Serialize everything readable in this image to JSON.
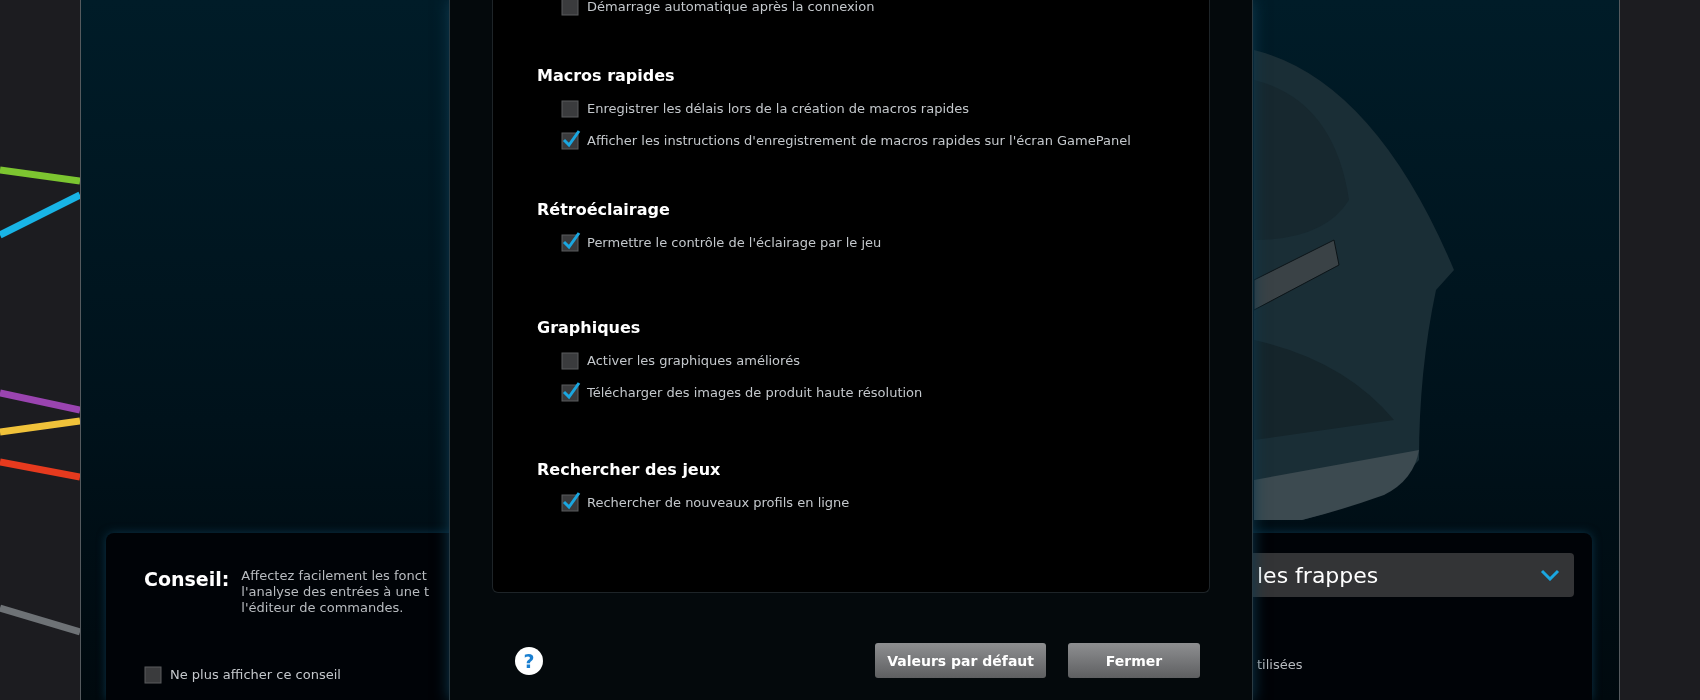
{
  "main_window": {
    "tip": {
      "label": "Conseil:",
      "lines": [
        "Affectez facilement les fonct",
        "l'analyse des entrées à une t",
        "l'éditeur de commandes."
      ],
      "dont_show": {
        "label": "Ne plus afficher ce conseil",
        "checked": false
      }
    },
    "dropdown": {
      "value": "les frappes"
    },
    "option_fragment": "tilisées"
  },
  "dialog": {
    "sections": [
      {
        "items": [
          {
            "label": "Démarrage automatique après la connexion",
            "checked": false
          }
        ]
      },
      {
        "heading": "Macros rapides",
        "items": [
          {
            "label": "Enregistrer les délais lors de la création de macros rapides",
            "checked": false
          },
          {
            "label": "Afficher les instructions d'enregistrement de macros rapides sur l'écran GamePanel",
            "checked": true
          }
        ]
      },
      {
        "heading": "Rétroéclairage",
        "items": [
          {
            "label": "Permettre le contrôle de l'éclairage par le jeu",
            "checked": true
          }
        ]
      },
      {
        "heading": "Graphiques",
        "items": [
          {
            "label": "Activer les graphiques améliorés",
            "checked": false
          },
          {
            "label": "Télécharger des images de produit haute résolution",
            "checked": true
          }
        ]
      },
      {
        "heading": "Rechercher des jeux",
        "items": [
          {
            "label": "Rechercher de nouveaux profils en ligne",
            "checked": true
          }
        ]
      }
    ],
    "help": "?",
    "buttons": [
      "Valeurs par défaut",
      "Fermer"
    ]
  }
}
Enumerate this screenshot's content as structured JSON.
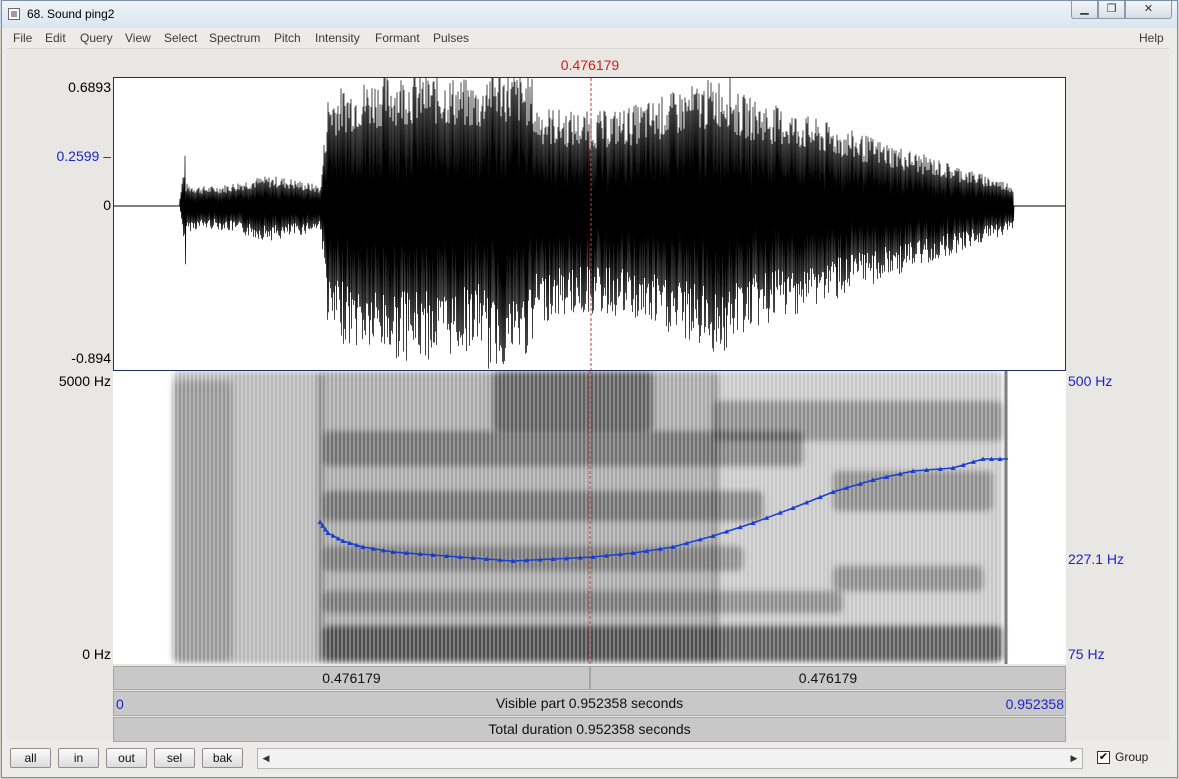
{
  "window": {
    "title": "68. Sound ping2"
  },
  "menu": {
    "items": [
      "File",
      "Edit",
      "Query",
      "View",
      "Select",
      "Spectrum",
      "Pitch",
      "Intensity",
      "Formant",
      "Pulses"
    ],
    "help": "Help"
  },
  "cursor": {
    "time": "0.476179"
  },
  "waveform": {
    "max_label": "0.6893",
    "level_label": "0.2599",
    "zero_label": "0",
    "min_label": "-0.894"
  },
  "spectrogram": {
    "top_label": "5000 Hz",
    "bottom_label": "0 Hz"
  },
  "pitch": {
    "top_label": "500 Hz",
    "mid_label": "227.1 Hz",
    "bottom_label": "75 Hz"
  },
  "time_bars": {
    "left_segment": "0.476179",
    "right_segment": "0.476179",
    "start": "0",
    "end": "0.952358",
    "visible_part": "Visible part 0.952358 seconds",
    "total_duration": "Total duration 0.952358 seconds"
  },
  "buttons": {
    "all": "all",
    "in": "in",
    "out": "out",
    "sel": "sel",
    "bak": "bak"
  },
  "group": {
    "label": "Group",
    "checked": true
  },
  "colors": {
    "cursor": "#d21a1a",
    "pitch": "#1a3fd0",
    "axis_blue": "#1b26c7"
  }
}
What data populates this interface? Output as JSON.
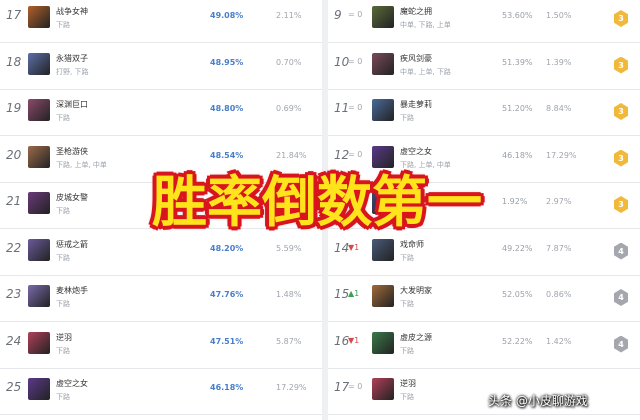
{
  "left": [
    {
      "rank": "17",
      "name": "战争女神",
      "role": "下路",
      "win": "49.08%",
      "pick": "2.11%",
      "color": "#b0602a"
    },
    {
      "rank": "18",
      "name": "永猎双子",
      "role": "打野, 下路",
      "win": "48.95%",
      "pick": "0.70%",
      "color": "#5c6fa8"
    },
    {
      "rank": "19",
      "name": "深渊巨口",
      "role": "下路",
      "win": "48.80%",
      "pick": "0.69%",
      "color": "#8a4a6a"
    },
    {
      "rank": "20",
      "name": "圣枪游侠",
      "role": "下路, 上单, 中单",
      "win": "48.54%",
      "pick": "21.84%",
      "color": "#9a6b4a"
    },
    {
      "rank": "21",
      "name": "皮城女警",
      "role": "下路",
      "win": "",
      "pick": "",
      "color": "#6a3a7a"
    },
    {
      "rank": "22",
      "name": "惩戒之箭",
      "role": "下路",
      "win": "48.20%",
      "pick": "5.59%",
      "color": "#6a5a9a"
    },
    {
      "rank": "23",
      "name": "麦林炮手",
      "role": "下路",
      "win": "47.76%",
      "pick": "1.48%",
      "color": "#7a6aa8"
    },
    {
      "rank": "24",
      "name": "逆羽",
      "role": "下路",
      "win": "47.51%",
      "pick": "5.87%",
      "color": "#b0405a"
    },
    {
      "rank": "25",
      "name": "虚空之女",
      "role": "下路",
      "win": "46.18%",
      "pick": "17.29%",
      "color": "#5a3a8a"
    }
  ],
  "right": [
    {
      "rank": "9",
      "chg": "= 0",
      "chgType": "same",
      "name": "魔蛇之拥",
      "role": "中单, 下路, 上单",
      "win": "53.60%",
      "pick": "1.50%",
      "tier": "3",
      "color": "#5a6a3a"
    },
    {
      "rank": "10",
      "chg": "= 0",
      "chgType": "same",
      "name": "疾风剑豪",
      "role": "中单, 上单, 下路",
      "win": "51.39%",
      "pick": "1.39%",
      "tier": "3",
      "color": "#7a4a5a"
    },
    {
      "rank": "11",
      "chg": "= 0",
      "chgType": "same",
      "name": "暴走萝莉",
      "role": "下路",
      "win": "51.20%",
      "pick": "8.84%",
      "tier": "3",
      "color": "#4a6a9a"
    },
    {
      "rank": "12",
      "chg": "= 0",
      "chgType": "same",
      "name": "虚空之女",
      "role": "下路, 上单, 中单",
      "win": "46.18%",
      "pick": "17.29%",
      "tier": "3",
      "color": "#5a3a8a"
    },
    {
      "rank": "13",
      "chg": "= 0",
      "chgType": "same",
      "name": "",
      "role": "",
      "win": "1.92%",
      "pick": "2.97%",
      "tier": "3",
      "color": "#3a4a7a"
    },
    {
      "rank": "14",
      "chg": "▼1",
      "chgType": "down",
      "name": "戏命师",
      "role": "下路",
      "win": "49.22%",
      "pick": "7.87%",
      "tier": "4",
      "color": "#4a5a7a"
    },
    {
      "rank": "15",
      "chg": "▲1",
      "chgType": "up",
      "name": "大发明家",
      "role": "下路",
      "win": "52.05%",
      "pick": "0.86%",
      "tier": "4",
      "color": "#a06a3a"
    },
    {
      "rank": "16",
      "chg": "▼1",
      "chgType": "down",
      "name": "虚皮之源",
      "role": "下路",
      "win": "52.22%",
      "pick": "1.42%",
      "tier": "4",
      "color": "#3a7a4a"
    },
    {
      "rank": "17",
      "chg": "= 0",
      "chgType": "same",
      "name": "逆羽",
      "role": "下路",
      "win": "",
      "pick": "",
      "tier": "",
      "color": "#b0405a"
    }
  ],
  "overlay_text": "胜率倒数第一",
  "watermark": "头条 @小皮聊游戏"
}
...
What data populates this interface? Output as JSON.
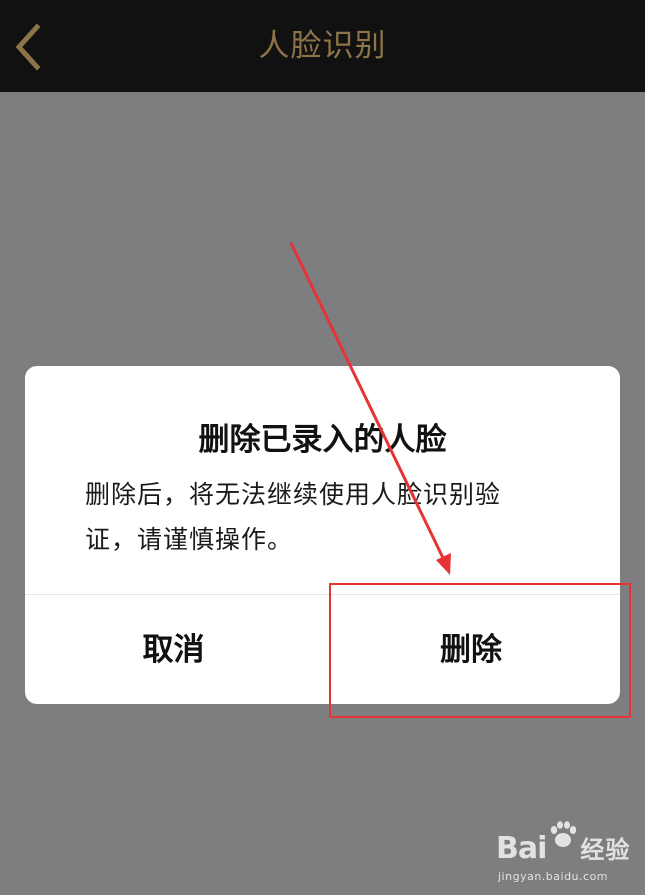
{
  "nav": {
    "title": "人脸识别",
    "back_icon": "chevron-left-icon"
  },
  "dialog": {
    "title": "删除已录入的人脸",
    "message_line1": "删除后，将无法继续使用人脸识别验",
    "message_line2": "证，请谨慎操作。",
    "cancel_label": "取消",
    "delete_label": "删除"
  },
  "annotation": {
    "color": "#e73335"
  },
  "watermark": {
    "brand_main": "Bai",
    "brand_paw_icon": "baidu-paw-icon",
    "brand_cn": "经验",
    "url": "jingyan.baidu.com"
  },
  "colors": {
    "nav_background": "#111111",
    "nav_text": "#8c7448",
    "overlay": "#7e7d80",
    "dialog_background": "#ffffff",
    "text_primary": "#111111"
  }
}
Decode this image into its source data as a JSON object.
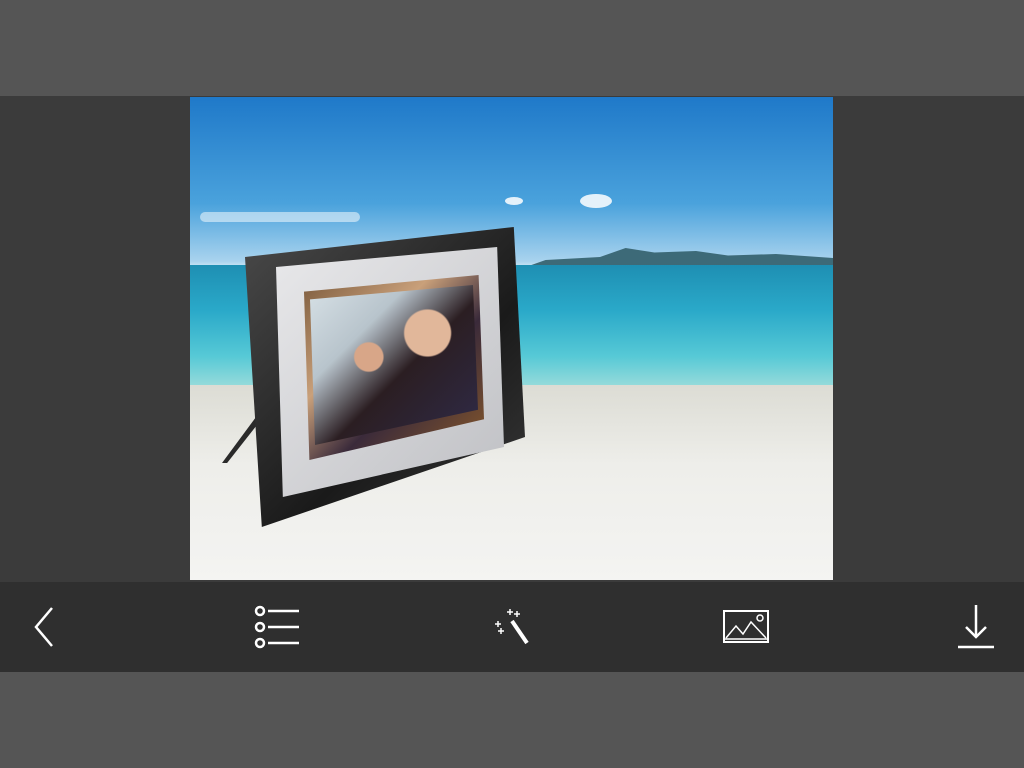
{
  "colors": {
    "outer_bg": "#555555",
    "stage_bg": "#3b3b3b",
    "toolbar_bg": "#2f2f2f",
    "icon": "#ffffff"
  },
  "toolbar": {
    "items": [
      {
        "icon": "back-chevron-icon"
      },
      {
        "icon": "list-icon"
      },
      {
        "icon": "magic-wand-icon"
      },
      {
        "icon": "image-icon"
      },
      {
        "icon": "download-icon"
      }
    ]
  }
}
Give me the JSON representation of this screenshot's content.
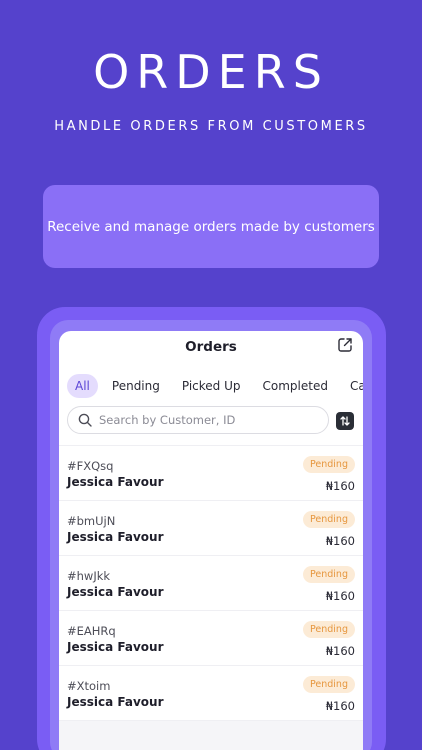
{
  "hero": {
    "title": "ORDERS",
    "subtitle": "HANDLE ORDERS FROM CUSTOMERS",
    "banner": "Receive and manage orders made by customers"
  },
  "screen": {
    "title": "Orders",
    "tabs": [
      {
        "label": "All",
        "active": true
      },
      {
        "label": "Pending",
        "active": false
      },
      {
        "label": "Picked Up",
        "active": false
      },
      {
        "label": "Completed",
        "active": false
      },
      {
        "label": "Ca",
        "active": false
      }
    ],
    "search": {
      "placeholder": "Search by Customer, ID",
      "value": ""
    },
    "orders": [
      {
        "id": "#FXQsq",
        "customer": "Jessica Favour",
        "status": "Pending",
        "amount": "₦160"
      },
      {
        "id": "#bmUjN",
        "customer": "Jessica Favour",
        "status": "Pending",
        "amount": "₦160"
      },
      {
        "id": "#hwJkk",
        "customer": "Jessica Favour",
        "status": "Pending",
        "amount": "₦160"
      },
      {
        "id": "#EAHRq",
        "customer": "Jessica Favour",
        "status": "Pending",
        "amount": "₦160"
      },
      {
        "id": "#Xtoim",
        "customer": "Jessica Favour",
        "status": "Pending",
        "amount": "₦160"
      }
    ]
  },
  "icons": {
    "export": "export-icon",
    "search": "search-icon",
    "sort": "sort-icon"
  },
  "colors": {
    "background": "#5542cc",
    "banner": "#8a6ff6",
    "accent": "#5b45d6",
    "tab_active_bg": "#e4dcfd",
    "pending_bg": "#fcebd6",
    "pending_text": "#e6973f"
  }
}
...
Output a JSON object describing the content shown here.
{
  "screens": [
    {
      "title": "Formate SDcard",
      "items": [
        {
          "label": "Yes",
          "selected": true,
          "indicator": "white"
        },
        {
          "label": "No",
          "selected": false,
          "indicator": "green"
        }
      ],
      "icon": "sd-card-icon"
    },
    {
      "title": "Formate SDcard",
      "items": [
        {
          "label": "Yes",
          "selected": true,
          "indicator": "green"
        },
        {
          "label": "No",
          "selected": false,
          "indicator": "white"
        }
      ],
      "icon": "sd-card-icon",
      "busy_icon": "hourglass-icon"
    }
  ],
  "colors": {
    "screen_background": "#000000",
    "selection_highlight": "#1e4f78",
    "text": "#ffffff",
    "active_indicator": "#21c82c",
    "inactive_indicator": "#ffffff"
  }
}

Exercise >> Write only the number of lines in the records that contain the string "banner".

Written response >> 2